> PROBLEM TO SOLVE: A complete, word-for-word restatement of the entries is needed.

> SUPPLIED RECORDS:
※ ※ ※

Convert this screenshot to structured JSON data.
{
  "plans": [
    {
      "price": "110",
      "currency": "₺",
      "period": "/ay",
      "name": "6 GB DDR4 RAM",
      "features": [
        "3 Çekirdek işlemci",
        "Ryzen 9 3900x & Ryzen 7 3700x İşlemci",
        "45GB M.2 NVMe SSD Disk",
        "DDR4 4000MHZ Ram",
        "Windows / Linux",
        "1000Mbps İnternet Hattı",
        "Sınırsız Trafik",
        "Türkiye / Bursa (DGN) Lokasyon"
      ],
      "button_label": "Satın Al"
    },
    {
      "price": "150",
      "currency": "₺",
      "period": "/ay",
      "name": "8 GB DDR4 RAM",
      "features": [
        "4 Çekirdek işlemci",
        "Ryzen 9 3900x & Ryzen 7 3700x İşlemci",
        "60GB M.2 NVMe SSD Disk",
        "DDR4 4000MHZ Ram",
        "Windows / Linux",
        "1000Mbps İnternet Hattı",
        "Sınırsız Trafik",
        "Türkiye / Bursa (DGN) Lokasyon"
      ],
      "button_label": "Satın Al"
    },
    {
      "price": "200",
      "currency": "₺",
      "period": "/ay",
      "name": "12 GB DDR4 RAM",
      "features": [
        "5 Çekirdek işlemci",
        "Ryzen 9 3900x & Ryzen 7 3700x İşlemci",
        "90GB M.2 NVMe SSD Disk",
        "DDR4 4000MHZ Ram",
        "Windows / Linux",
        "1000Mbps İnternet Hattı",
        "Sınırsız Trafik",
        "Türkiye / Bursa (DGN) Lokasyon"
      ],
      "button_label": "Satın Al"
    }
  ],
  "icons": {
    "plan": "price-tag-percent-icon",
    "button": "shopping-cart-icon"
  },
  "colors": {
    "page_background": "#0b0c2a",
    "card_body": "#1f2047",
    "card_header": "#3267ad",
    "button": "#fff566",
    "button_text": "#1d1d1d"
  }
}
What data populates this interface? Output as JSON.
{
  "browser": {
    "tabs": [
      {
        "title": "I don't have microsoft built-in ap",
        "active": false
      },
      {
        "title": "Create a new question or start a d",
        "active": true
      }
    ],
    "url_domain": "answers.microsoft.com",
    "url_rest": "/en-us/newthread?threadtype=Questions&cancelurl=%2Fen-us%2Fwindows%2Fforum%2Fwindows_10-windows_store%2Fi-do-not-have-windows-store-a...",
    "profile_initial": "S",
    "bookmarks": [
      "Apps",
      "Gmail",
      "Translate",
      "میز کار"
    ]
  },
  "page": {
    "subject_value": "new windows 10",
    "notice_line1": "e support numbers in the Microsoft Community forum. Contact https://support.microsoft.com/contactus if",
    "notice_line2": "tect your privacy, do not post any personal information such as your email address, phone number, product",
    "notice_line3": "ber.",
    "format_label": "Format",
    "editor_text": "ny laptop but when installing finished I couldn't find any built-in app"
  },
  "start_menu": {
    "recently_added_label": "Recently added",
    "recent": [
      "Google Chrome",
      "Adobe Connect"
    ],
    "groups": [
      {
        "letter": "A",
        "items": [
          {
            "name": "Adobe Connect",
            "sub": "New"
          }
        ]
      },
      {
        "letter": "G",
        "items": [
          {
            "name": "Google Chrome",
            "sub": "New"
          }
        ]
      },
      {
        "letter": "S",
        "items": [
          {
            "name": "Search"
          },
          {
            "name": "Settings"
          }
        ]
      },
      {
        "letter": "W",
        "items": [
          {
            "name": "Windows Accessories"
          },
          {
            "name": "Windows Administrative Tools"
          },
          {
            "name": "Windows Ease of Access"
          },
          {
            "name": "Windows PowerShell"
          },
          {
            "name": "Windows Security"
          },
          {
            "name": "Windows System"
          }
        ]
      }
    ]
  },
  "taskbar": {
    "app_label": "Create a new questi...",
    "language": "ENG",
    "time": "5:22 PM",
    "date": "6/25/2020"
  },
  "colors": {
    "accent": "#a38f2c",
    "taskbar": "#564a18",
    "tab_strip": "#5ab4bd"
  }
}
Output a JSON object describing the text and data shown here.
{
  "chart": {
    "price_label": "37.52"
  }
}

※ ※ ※

> ANSWER BOX:
Convert this screenshot to structured JSON data.
{
  "plans": [
    {
      "price": "110",
      "currency": "₺",
      "period": "/ay",
      "name": "6 GB DDR4 RAM",
      "features": [
        "3 Çekirdek işlemci",
        "Ryzen 9 3900x & Ryzen 7 3700x İşlemci",
        "45GB M.2 NVMe SSD Disk",
        "DDR4 4000MHZ Ram",
        "Windows / Linux",
        "1000Mbps İnternet Hattı",
        "Sınırsız Trafik",
        "Türkiye / Bursa (DGN) Lokasyon"
      ],
      "button_label": "Satın Al"
    },
    {
      "price": "150",
      "currency": "₺",
      "period": "/ay",
      "name": "8 GB DDR4 RAM",
      "features": [
        "4 Çekirdek işlemci",
        "Ryzen 9 3900x & Ryzen 7 3700x İşlemci",
        "60GB M.2 NVMe SSD Disk",
        "DDR4 4000MHZ Ram",
        "Windows / Linux",
        "1000Mbps İnternet Hattı",
        "Sınırsız Trafik",
        "Türkiye / Bursa (DGN) Lokasyon"
      ],
      "button_label": "Satın Al"
    },
    {
      "price": "200",
      "currency": "₺",
      "period": "/ay",
      "name": "12 GB DDR4 RAM",
      "features": [
        "5 Çekirdek işlemci",
        "Ryzen 9 3900x & Ryzen 7 3700x İşlemci",
        "90GB M.2 NVMe SSD Disk",
        "DDR4 4000MHZ Ram",
        "Windows / Linux",
        "1000Mbps İnternet Hattı",
        "Sınırsız Trafik",
        "Türkiye / Bursa (DGN) Lokasyon"
      ],
      "button_label": "Satın Al"
    }
  ],
  "icons": {
    "plan": "price-tag-percent-icon",
    "button": "shopping-cart-icon"
  },
  "colors": {
    "page_background": "#0b0c2a",
    "card_body": "#1f2047",
    "card_header": "#3267ad",
    "button": "#fff566",
    "button_text": "#1d1d1d"
  }
}
What data populates this interface? Output as JSON.
{
  "browser": {
    "tabs": [
      {
        "title": "I don't have microsoft built-in ap",
        "active": false
      },
      {
        "title": "Create a new question or start a d",
        "active": true
      }
    ],
    "url_domain": "answers.microsoft.com",
    "url_rest": "/en-us/newthread?threadtype=Questions&cancelurl=%2Fen-us%2Fwindows%2Fforum%2Fwindows_10-windows_store%2Fi-do-not-have-windows-store-a...",
    "profile_initial": "S",
    "bookmarks": [
      "Apps",
      "Gmail",
      "Translate",
      "میز کار"
    ]
  },
  "page": {
    "subject_value": "new windows 10",
    "notice_line1": "e support numbers in the Microsoft Community forum. Contact https://support.microsoft.com/contactus if",
    "notice_line2": "tect your privacy, do not post any personal information such as your email address, phone number, product",
    "notice_line3": "ber.",
    "format_label": "Format",
    "editor_text": "ny laptop but when installing finished I couldn't find any built-in app"
  },
  "start_menu": {
    "recently_added_label": "Recently added",
    "recent": [
      "Google Chrome",
      "Adobe Connect"
    ],
    "groups": [
      {
        "letter": "A",
        "items": [
          {
            "name": "Adobe Connect",
            "sub": "New"
          }
        ]
      },
      {
        "letter": "G",
        "items": [
          {
            "name": "Google Chrome",
            "sub": "New"
          }
        ]
      },
      {
        "letter": "S",
        "items": [
          {
            "name": "Search"
          },
          {
            "name": "Settings"
          }
        ]
      },
      {
        "letter": "W",
        "items": [
          {
            "name": "Windows Accessories"
          },
          {
            "name": "Windows Administrative Tools"
          },
          {
            "name": "Windows Ease of Access"
          },
          {
            "name": "Windows PowerShell"
          },
          {
            "name": "Windows Security"
          },
          {
            "name": "Windows System"
          }
        ]
      }
    ]
  },
  "taskbar": {
    "app_label": "Create a new questi...",
    "language": "ENG",
    "time": "5:22 PM",
    "date": "6/25/2020"
  },
  "colors": {
    "accent": "#a38f2c",
    "taskbar": "#564a18",
    "tab_strip": "#5ab4bd"
  }
}
Output a JSON object describing the text and data shown here.
{
  "chart": {
    "price_label": "37.52"
  }
}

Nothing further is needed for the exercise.